TASK TO COMPLETE:
Please reproduce the records below exactly, omitting any pictures they contain.

SUPPLIED INFORMATION:
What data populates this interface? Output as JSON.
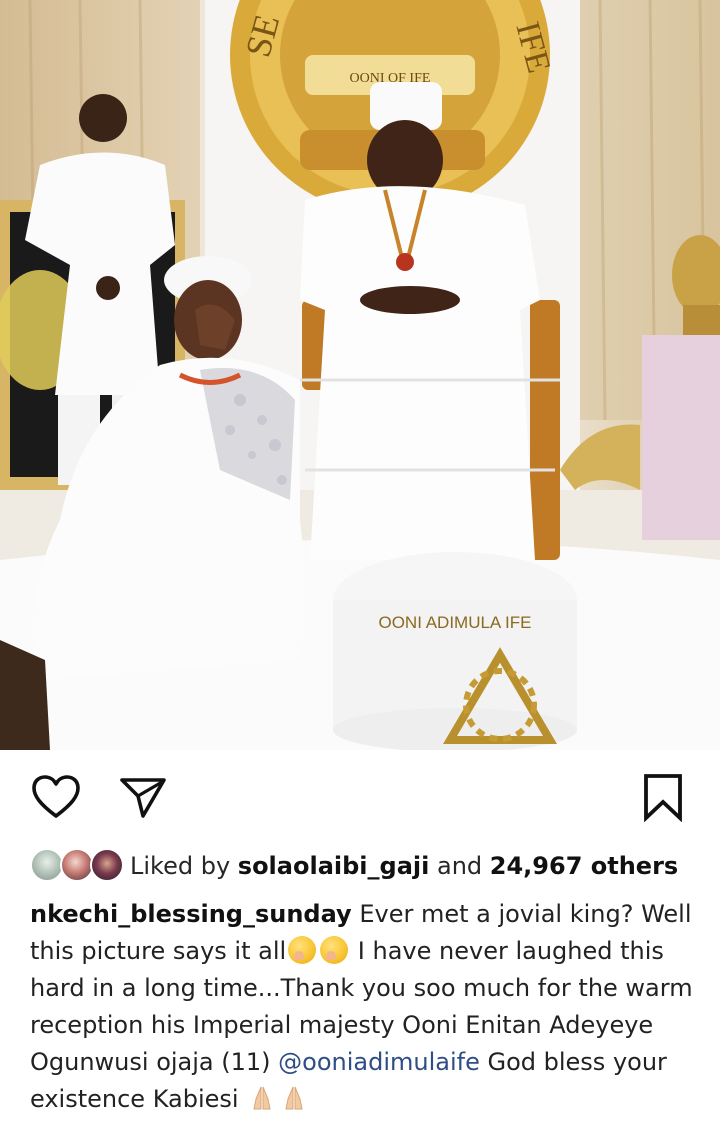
{
  "post": {
    "image_alt": "Woman in white laughing while kneeling beside a smiling king seated on a throne",
    "seal_text_left": "SE",
    "seal_text_right": "IFE",
    "seal_banner": "OONI OF IFE",
    "pouf_text": "OONI ADIMULA IFE"
  },
  "actions": {
    "like_icon": "heart-outline-icon",
    "share_icon": "paper-plane-icon",
    "save_icon": "bookmark-outline-icon"
  },
  "likes": {
    "prefix": "Liked by ",
    "user": "solaolaibi_gaji",
    "middle": " and ",
    "count": "24,967 others"
  },
  "caption": {
    "username": "nkechi_blessing_sunday",
    "text_1": " Ever met a jovial king? Well this picture says it all",
    "text_2": " I have never laughed this hard in a long time...Thank you soo much for the warm reception his Imperial majesty Ooni Enitan Adeyeye Ogunwusi ojaja (11) ",
    "mention": "@ooniadimulaife",
    "text_3": " God bless your existence Kabiesi "
  }
}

EXPECTED ANSWER:
What data populates this interface? Output as JSON.
{
  "post": {
    "image_alt": "Woman in white laughing while kneeling beside a smiling king seated on a throne",
    "seal_text_left": "SE",
    "seal_text_right": "IFE",
    "seal_banner": "OONI OF IFE",
    "pouf_text": "OONI ADIMULA IFE"
  },
  "actions": {
    "like_icon": "heart-outline-icon",
    "share_icon": "paper-plane-icon",
    "save_icon": "bookmark-outline-icon"
  },
  "likes": {
    "prefix": "Liked by ",
    "user": "solaolaibi_gaji",
    "middle": " and ",
    "count": "24,967 others"
  },
  "caption": {
    "username": "nkechi_blessing_sunday",
    "text_1": " Ever met a jovial king? Well this picture says it all",
    "text_2": " I have never laughed this hard in a long time...Thank you soo much for the warm reception his Imperial majesty Ooni Enitan Adeyeye Ogunwusi ojaja (11) ",
    "mention": "@ooniadimulaife",
    "text_3": " God bless your existence Kabiesi "
  }
}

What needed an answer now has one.